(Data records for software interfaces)
====

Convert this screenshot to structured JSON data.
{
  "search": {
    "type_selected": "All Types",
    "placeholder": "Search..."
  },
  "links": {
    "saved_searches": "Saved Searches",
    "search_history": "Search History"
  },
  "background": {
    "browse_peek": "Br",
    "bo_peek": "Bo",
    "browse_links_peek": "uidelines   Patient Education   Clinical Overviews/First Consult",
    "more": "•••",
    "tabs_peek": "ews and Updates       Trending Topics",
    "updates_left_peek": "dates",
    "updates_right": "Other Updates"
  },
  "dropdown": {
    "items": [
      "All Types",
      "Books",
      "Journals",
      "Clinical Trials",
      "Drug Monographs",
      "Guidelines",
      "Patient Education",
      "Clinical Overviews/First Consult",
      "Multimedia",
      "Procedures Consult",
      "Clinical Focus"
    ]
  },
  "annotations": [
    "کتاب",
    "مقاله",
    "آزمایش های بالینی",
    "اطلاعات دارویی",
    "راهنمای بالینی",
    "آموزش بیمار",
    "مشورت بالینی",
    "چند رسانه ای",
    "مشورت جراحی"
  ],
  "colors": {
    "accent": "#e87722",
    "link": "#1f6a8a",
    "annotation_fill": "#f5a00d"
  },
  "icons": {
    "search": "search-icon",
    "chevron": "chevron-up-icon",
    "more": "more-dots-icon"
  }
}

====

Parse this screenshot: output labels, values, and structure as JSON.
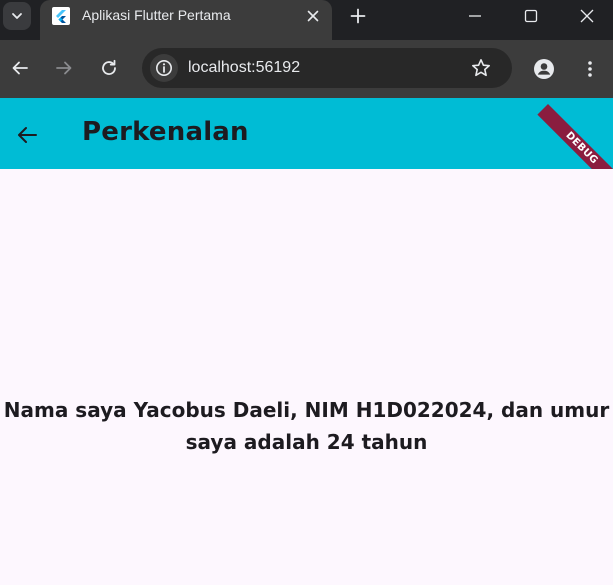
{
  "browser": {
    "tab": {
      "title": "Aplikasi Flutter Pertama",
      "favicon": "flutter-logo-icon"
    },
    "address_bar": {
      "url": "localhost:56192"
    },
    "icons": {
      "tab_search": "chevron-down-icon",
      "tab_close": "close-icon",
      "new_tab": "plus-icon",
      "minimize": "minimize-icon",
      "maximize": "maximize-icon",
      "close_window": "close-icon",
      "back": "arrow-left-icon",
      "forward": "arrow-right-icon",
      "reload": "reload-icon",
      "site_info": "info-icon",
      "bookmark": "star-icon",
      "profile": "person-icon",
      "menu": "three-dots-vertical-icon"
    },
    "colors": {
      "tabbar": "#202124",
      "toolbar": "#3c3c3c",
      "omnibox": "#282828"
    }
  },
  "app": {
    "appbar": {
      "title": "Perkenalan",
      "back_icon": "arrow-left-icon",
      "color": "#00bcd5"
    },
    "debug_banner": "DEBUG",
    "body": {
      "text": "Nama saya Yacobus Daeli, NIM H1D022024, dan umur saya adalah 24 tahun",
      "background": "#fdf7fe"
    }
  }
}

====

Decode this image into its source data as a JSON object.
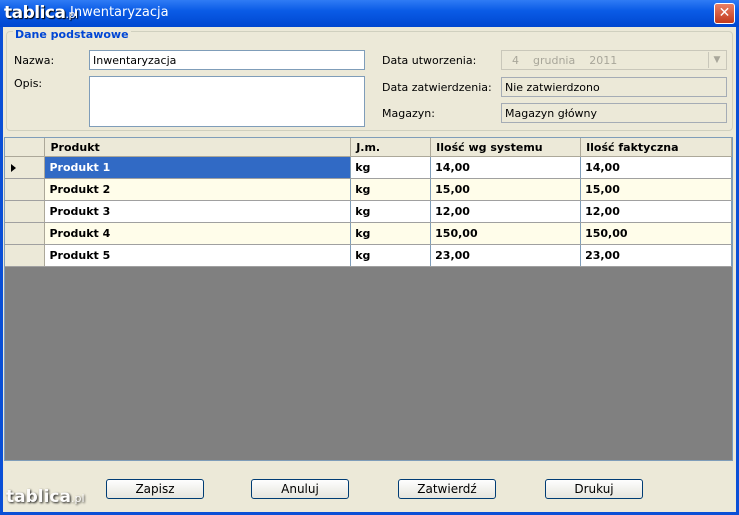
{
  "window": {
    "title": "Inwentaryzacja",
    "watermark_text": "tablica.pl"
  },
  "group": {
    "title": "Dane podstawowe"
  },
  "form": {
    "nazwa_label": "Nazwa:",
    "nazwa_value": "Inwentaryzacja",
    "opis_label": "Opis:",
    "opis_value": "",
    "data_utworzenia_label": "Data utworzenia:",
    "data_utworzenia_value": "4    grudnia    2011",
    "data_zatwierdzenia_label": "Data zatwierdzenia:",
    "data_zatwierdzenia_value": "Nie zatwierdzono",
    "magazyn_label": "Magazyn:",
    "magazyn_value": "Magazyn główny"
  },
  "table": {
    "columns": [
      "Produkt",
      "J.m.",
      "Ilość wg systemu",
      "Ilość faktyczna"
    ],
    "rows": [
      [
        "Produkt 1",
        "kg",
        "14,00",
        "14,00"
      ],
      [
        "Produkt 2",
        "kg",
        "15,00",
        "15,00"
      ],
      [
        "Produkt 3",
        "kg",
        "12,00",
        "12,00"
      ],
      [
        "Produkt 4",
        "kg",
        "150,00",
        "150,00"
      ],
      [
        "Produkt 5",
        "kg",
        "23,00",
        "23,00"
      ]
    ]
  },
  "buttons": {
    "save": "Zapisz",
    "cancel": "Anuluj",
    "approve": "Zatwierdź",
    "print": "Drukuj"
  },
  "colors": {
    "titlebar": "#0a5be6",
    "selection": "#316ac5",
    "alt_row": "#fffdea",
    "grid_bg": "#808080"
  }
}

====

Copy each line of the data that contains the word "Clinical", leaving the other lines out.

    "browse_links_peek": "uidelines   Patient Education   Clinical Overviews/First Consult",
      "Clinical Trials",
      "Clinical Overviews/First Consult",
      "Clinical Focus"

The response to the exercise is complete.